GE Energy just announced that its Jenbacher biogas engines have begun powering China’s largest chicken waste biogas-energy plant. The plant features a digester system that consumes 300 tons of manure and 500 tons of wastewater daily to produce biogas that is then used by three GE engines that generate electricity for the 19,000 square-meter complex, as well as the local grid. The material leftover from the digester can later be used as fertilizer.
The company’s 23 chicken farms maintain a total of 1.5 million stud chickens and another 3.7 million chickens for meat production annually. Just to give an idea of how big the operation is, the facility produces 3 megawatts of electricity. That’s more than four times the amount generated by the Wisconsin dairy farm that uses GE’s technology that was featured in our video series in July.
In the process, the manure is circulated and anaerobic, or oxygen-free, digestion takes place. Microorganisms break down the organic waste, ultimately producing gas — mainly methane with some carbon dioxide. This gas can be burned just like natural gas, thus generating energy.
The use of chicken waste digester biogas to generate onsite power also is supporting China’s national economic goals to promote the use of renewable, distributed energy technologies to improve local reliability and reduce regional greenhouse gas emissions. Backed by the International Bank for Reconstruction and Development, the project is receiving financial support through the sale of carbon credits called Certified Emission Reductions (CERs).
Not only are GE Energy’s Jenbacher biogas engines popular within China’s animal husbandry industry, but their fuel flexibility and durability have established a following in other energy segments, including coal mine methane and landfill gas applications.
To meet China’s growing demand for GE’s onsite power technologies, in the last year GE has expanded its Jenbacher gas engine distributor presence throughout the country and opened a new regional gas engine packaging operation at GE’s manufacturing center in Hangzhou, the capital city of Zhejiang Province in southeast China.
* Read the announcement
* Read “GE’s Jenbacher: A burning desire for manure in Wis.” on GE Reports
* Read about Jenbachers powering greenhouses
* Read “The Sweet Smell of Success” about Jenbachers and landfill gas

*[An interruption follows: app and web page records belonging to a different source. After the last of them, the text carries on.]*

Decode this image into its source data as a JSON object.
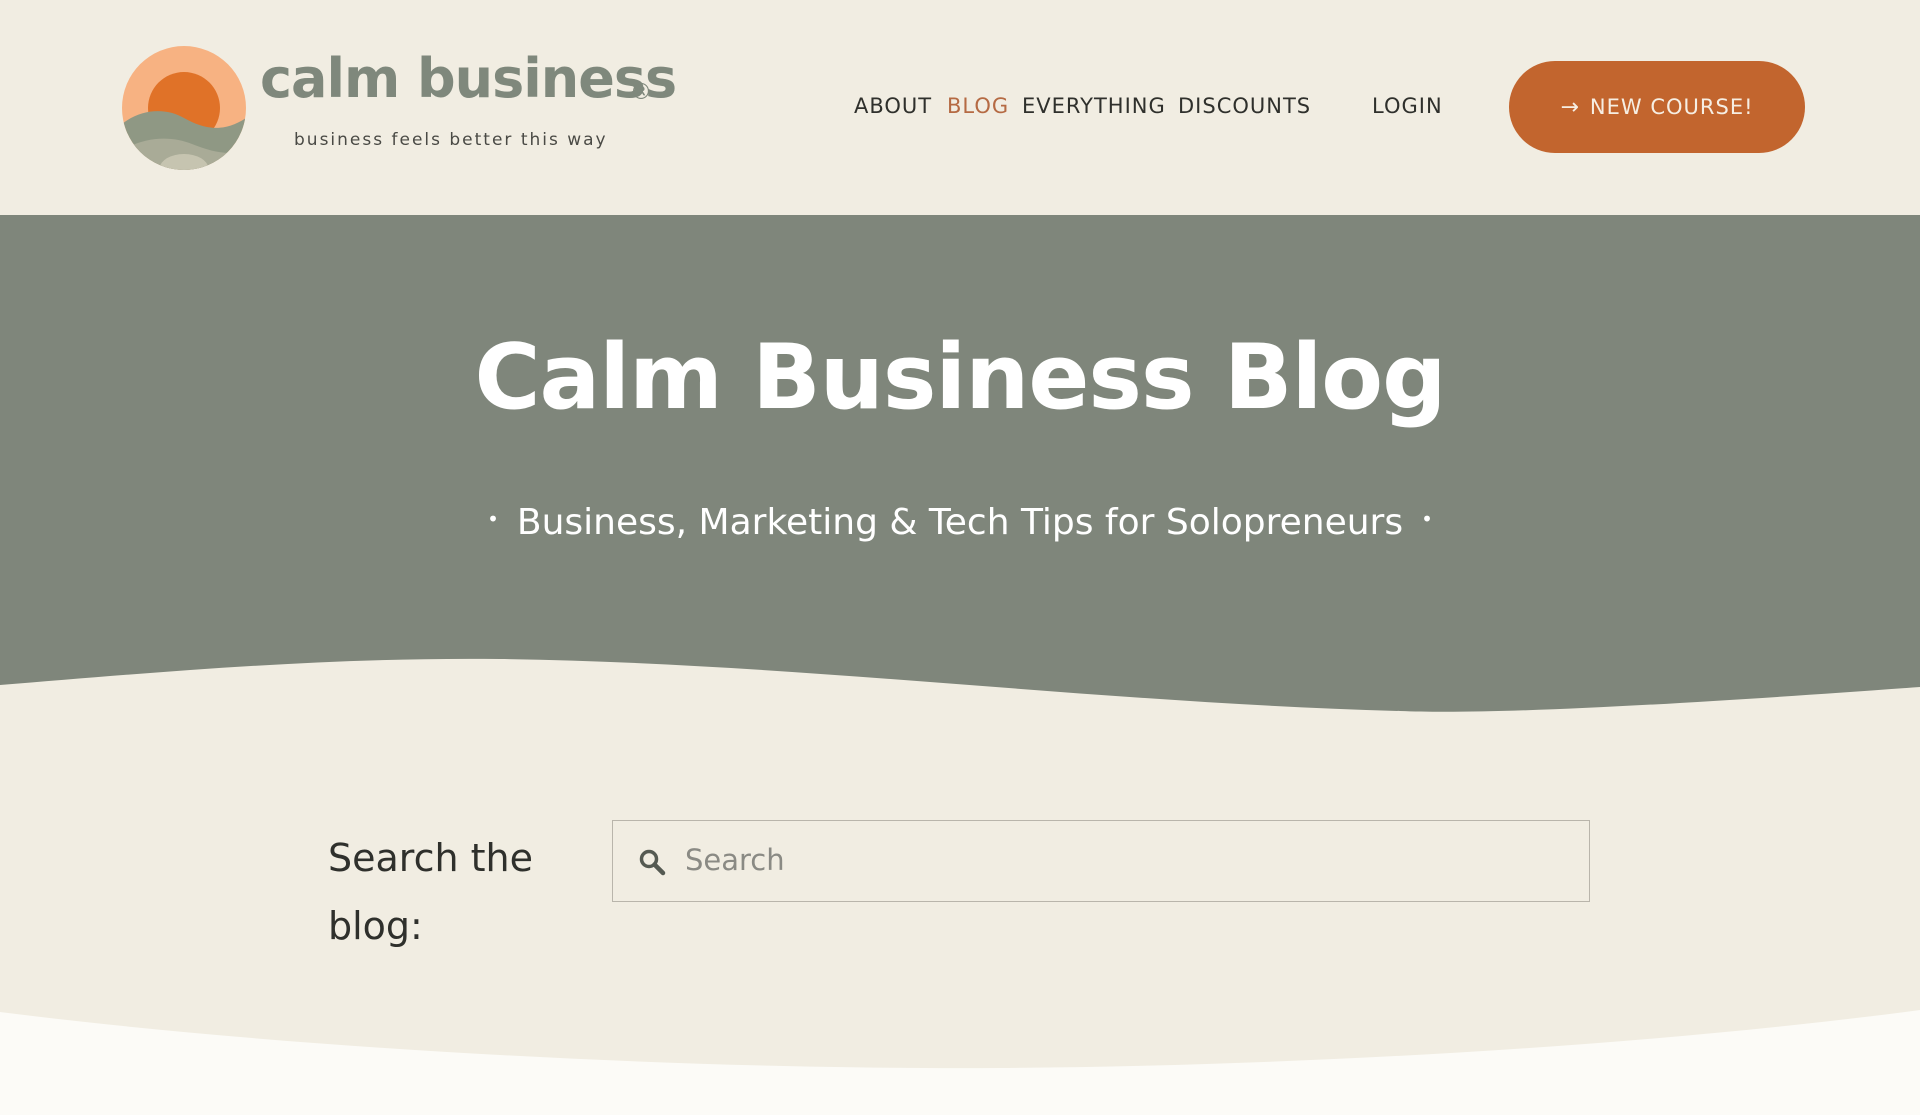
{
  "brand": {
    "name": "calm business",
    "registered": "®",
    "tagline": "business feels better this way",
    "colors": {
      "sun_outer": "#f7b282",
      "sun_inner": "#e07228",
      "hill_dark": "#8f9884",
      "hill_light": "#b7b6a1"
    }
  },
  "nav": {
    "items": [
      {
        "label": "ABOUT",
        "active": false
      },
      {
        "label": "BLOG",
        "active": true
      },
      {
        "label": "EVERYTHING",
        "active": false
      },
      {
        "label": "DISCOUNTS",
        "active": false
      },
      {
        "label": "LOGIN",
        "active": false
      }
    ],
    "cta": {
      "icon": "arrow-right-icon",
      "arrow": "→",
      "label": "NEW COURSE!"
    }
  },
  "hero": {
    "title": "Calm Business Blog",
    "subtitle": "Business, Marketing & Tech Tips for Solopreneurs",
    "bullet": "•"
  },
  "search": {
    "label": "Search the blog:",
    "placeholder": "Search",
    "value": "",
    "icon": "search-icon"
  },
  "colors": {
    "page_bg": "#f1ede2",
    "hero_bg": "#7f867b",
    "accent": "#c2652e",
    "nav_active": "#b56a43",
    "bottom_bg": "#fcfbf7"
  }
}
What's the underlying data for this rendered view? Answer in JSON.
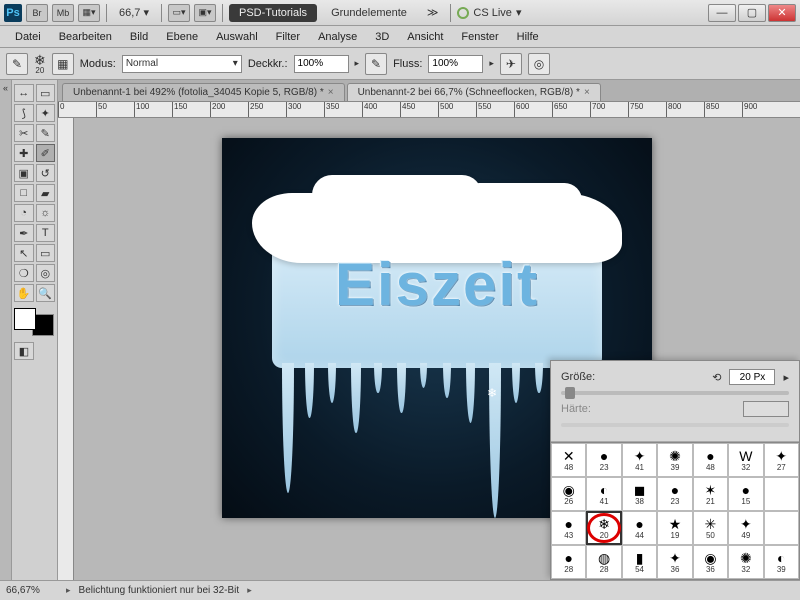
{
  "title_bar": {
    "app_icon": "Ps",
    "buttons": {
      "br": "Br",
      "mb": "Mb"
    },
    "zoom": "66,7",
    "tab_active": "PSD-Tutorials",
    "tab_other": "Grundelemente",
    "cs_live": "CS Live"
  },
  "menu": [
    "Datei",
    "Bearbeiten",
    "Bild",
    "Ebene",
    "Auswahl",
    "Filter",
    "Analyse",
    "3D",
    "Ansicht",
    "Fenster",
    "Hilfe"
  ],
  "options": {
    "brush_size_label": "20",
    "modus_label": "Modus:",
    "modus_value": "Normal",
    "deckkr_label": "Deckkr.:",
    "deckkr_value": "100%",
    "fluss_label": "Fluss:",
    "fluss_value": "100%"
  },
  "doc_tabs": [
    "Unbenannt-1 bei 492% (fotolia_34045 Kopie 5, RGB/8) *",
    "Unbenannt-2 bei 66,7% (Schneeflocken, RGB/8) *"
  ],
  "ruler_ticks": [
    "0",
    "50",
    "100",
    "150",
    "200",
    "250",
    "300",
    "350",
    "400",
    "450",
    "500",
    "550",
    "600",
    "650",
    "700",
    "750",
    "800",
    "850",
    "900"
  ],
  "artwork": {
    "text": "Eiszeit"
  },
  "brush_panel": {
    "size_label": "Größe:",
    "size_value": "20 Px",
    "hardness_label": "Härte:",
    "hardness_value": "",
    "cells": [
      {
        "g": "✕",
        "n": "48"
      },
      {
        "g": "●",
        "n": "23"
      },
      {
        "g": "✦",
        "n": "41"
      },
      {
        "g": "✺",
        "n": "39"
      },
      {
        "g": "●",
        "n": "48"
      },
      {
        "g": "W",
        "n": "32"
      },
      {
        "g": "✦",
        "n": "27"
      },
      {
        "g": "◉",
        "n": "26"
      },
      {
        "g": "◐",
        "n": "41"
      },
      {
        "g": "◼",
        "n": "38"
      },
      {
        "g": "●",
        "n": "23"
      },
      {
        "g": "✶",
        "n": "21"
      },
      {
        "g": "●",
        "n": "15"
      },
      {
        "g": "",
        "n": ""
      },
      {
        "g": "●",
        "n": "43"
      },
      {
        "g": "❄",
        "n": "20",
        "sel": true
      },
      {
        "g": "●",
        "n": "44"
      },
      {
        "g": "★",
        "n": "19"
      },
      {
        "g": "✳",
        "n": "50"
      },
      {
        "g": "✦",
        "n": "49"
      },
      {
        "g": "",
        "n": ""
      },
      {
        "g": "●",
        "n": "28"
      },
      {
        "g": "◍",
        "n": "28"
      },
      {
        "g": "▮",
        "n": "54"
      },
      {
        "g": "✦",
        "n": "36"
      },
      {
        "g": "◉",
        "n": "36"
      },
      {
        "g": "✺",
        "n": "32"
      },
      {
        "g": "◐",
        "n": "39"
      }
    ]
  },
  "status": {
    "zoom": "66,67%",
    "msg": "Belichtung funktioniert nur bei 32-Bit"
  }
}
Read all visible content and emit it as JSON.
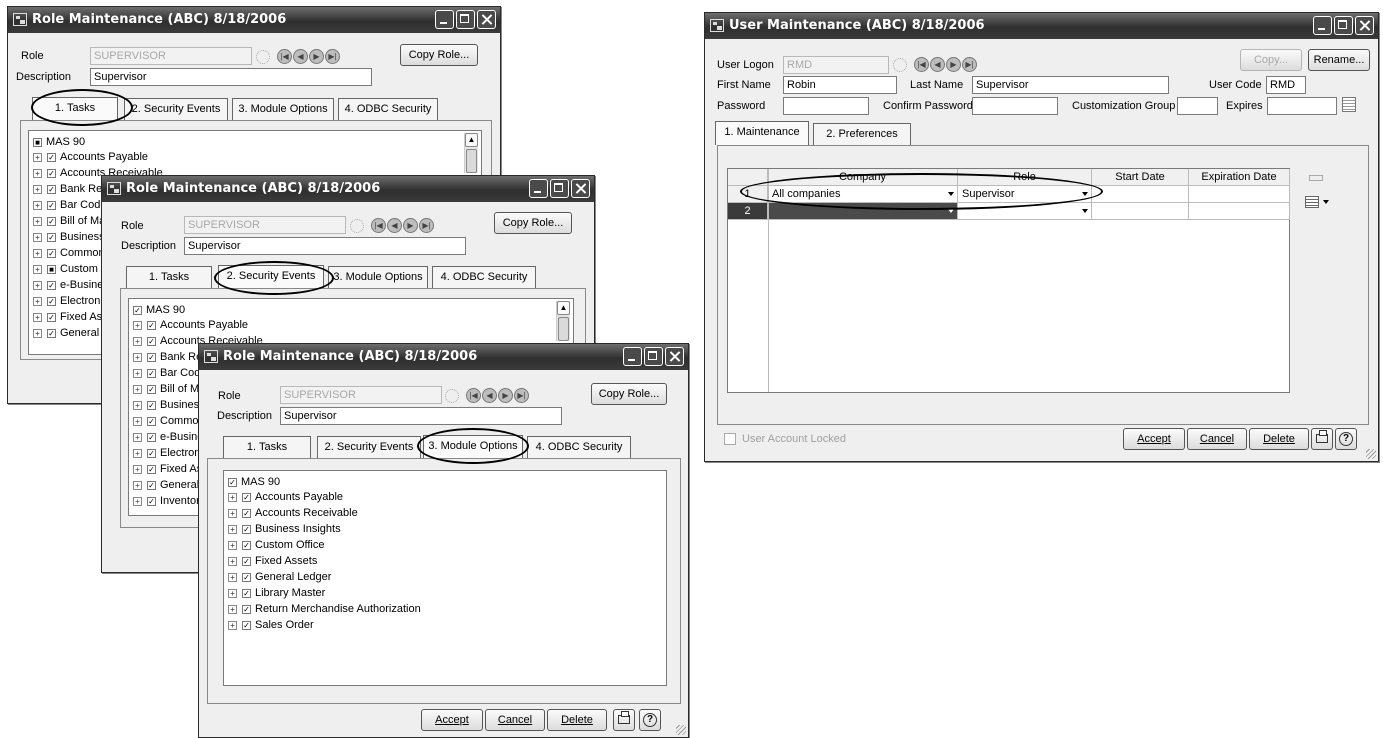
{
  "role_win": {
    "title": "Role Maintenance (ABC) 8/18/2006",
    "role_label": "Role",
    "role_value": "SUPERVISOR",
    "description_label": "Description",
    "description_value": "Supervisor",
    "copy_role": "Copy Role...",
    "tabs": [
      "1. Tasks",
      "2. Security Events",
      "3. Module Options",
      "4. ODBC Security"
    ],
    "root": "MAS 90"
  },
  "tasks_tree": [
    "Accounts Payable",
    "Accounts Receivable",
    "Bank Reconciliation",
    "Bar Code",
    "Bill of Materials",
    "Business Insights",
    "Common Information",
    "Custom Office",
    "e-Business Manager",
    "Electronic Reporting",
    "Fixed Assets",
    "General Ledger"
  ],
  "events_tree": [
    "Accounts Payable",
    "Accounts Receivable",
    "Bank Reconciliation",
    "Bar Code",
    "Bill of Materials",
    "Business Insights",
    "Common Information",
    "e-Business Manager",
    "Electronic Reporting",
    "Fixed Assets",
    "General Ledger",
    "Inventory Management"
  ],
  "options_tree": [
    "Accounts Payable",
    "Accounts Receivable",
    "Business Insights",
    "Custom Office",
    "Fixed Assets",
    "General Ledger",
    "Library Master",
    "Return Merchandise Authorization",
    "Sales Order"
  ],
  "buttons": {
    "accept": "Accept",
    "cancel": "Cancel",
    "delete": "Delete"
  },
  "user_win": {
    "title": "User Maintenance (ABC) 8/18/2006",
    "logon_label": "User Logon",
    "logon_value": "RMD",
    "copy": "Copy...",
    "rename": "Rename...",
    "first_label": "First Name",
    "first_value": "Robin",
    "last_label": "Last Name",
    "last_value": "Supervisor",
    "code_label": "User Code",
    "code_value": "RMD",
    "password_label": "Password",
    "confirm_label": "Confirm Password",
    "custgroup_label": "Customization Group",
    "expires_label": "Expires",
    "tabs": [
      "1. Maintenance",
      "2. Preferences"
    ],
    "columns": [
      "Company",
      "Role",
      "Start Date",
      "Expiration Date"
    ],
    "rows": [
      {
        "num": "1",
        "company": "All companies",
        "role": "Supervisor",
        "start": "",
        "expiration": ""
      },
      {
        "num": "2",
        "company": "",
        "role": "",
        "start": "",
        "expiration": ""
      }
    ],
    "locked_label": "User Account Locked"
  },
  "icons": [
    "app-icon",
    "minimize-icon",
    "maximize-icon",
    "close-icon",
    "lookup-icon",
    "first-record-icon",
    "previous-record-icon",
    "next-record-icon",
    "last-record-icon",
    "expand-icon",
    "checkbox-icon",
    "print-icon",
    "help-icon",
    "calendar-icon",
    "grid-options-icon"
  ],
  "colors": {
    "titlebar": "#3a3a3a",
    "window_bg": "#efefef",
    "annotation_oval": "#000000"
  }
}
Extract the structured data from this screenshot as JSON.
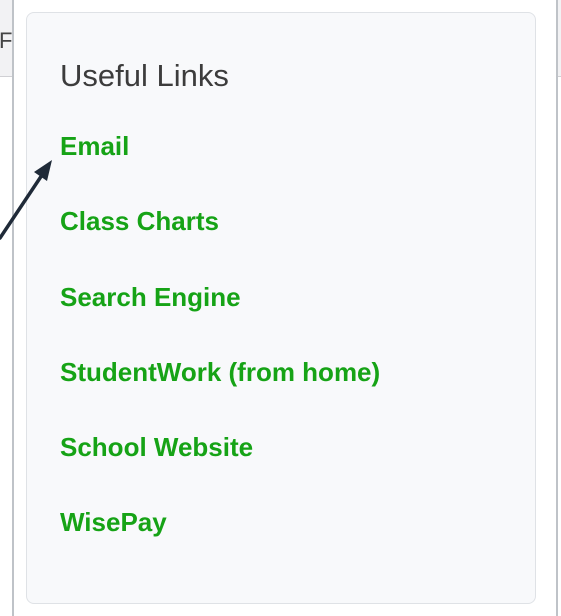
{
  "background": {
    "partial_text": "Fo"
  },
  "panel": {
    "title": "Useful Links",
    "links": [
      {
        "label": "Email"
      },
      {
        "label": "Class Charts"
      },
      {
        "label": "Search Engine"
      },
      {
        "label": "StudentWork (from home)"
      },
      {
        "label": "School Website"
      },
      {
        "label": "WisePay"
      }
    ]
  },
  "colors": {
    "link": "#16a316",
    "title": "#3c3c3c",
    "arrow": "#1f2a38"
  },
  "annotation": {
    "type": "arrow",
    "points_to": "Email"
  }
}
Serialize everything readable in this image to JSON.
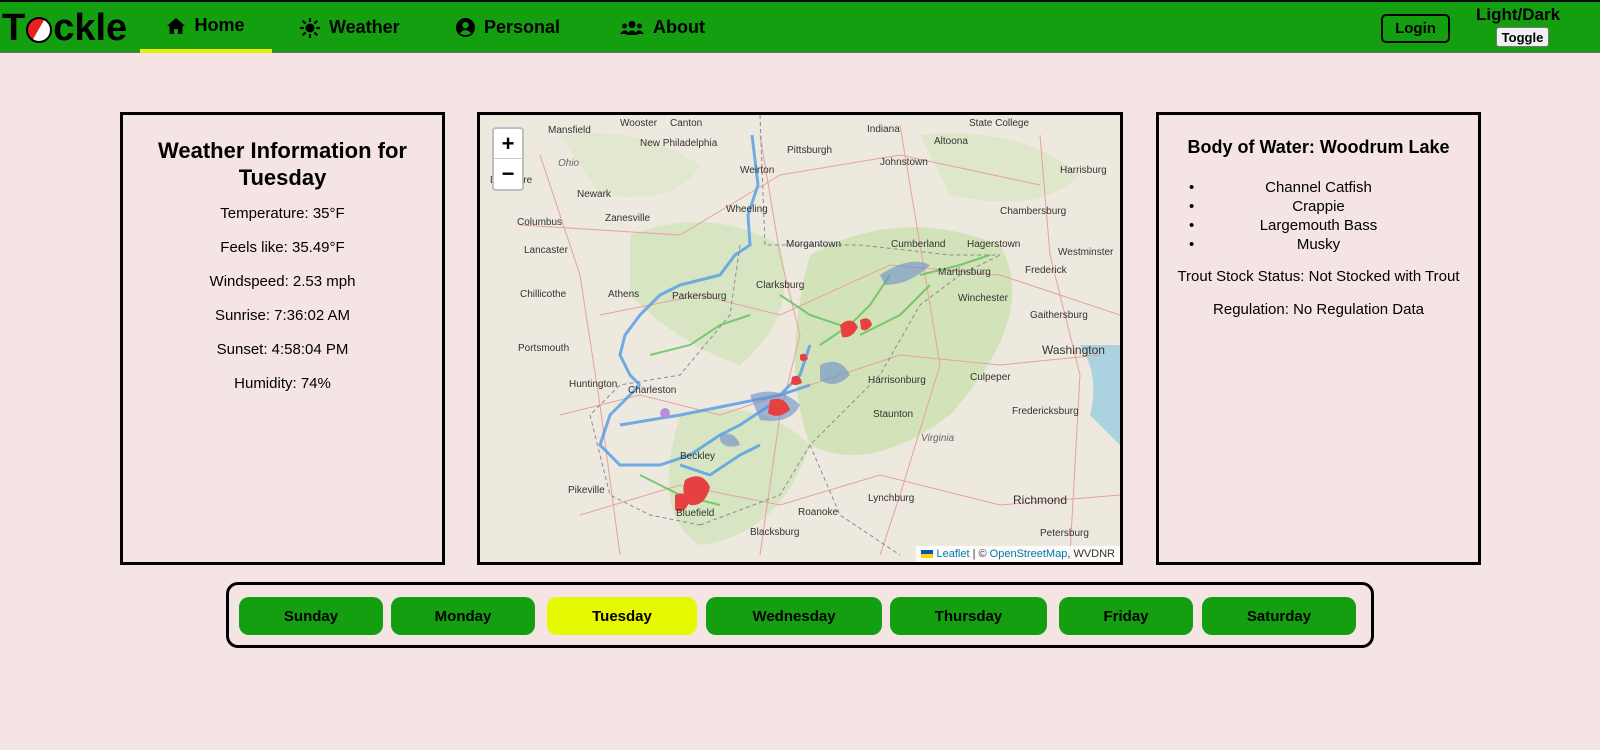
{
  "navbar": {
    "logo_pre": "T",
    "logo_post": "ckle",
    "items": [
      {
        "label": "Home",
        "icon": "home-icon"
      },
      {
        "label": "Weather",
        "icon": "sun-icon"
      },
      {
        "label": "Personal",
        "icon": "user-circle-icon"
      },
      {
        "label": "About",
        "icon": "users-icon"
      }
    ],
    "login_label": "Login",
    "theme_label": "Light/Dark",
    "toggle_label": "Toggle"
  },
  "weather": {
    "title": "Weather Information for Tuesday",
    "temperature": "Temperature: 35°F",
    "feels_like": "Feels like: 35.49°F",
    "windspeed": "Windspeed: 2.53 mph",
    "sunrise": "Sunrise: 7:36:02 AM",
    "sunset": "Sunset: 4:58:04 PM",
    "humidity": "Humidity: 74%"
  },
  "map": {
    "zoom_in": "+",
    "zoom_out": "−",
    "attribution_leaflet": "Leaflet",
    "attribution_sep": " | © ",
    "attribution_osm": "OpenStreetMap",
    "attribution_tail": ", WVDNR",
    "labels": [
      "Mansfield",
      "Wooster",
      "Canton",
      "Indiana",
      "Altoona",
      "State College",
      "Ohio",
      "New Philadelphia",
      "Pittsburgh",
      "Johnstown",
      "Harrisburg",
      "Delaware",
      "Newark",
      "Weirton",
      "Columbus",
      "Zanesville",
      "Wheeling",
      "Chambersburg",
      "Lancaster",
      "Morgantown",
      "Cumberland",
      "Hagerstown",
      "Westminster",
      "Chillicothe",
      "Athens",
      "Parkersburg",
      "Clarksburg",
      "Martinsburg",
      "Frederick",
      "Winchester",
      "Gaithersburg",
      "Washington",
      "Portsmouth",
      "Harrisonburg",
      "Culpeper",
      "Huntington",
      "Charleston",
      "Staunton",
      "Fredericksburg",
      "Virginia",
      "Beckley",
      "Pikeville",
      "Lynchburg",
      "Richmond",
      "Roanoke",
      "Bluefield",
      "Blacksburg",
      "Petersburg"
    ]
  },
  "water": {
    "title": "Body of Water: Woodrum Lake",
    "fish": [
      "Channel Catfish",
      "Crappie",
      "Largemouth Bass",
      "Musky"
    ],
    "trout_status": "Trout Stock Status: Not Stocked with Trout",
    "regulation": "Regulation: No Regulation Data"
  },
  "days": {
    "active": "Tuesday",
    "list": [
      "Sunday",
      "Monday",
      "Tuesday",
      "Wednesday",
      "Thursday",
      "Friday",
      "Saturday"
    ]
  },
  "colors": {
    "nav_green": "#149f10",
    "active_yellow": "#e6f900",
    "page_bg": "#f5e4e4"
  }
}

* Learn how many cows, pigs or sheep it takes to power 900 homes
* Learn about waste-heat recovery
* Learn more about ecomagination
* Read about our biogas technology
* Learn more about Jenbachers
* Watch a Jenbacher video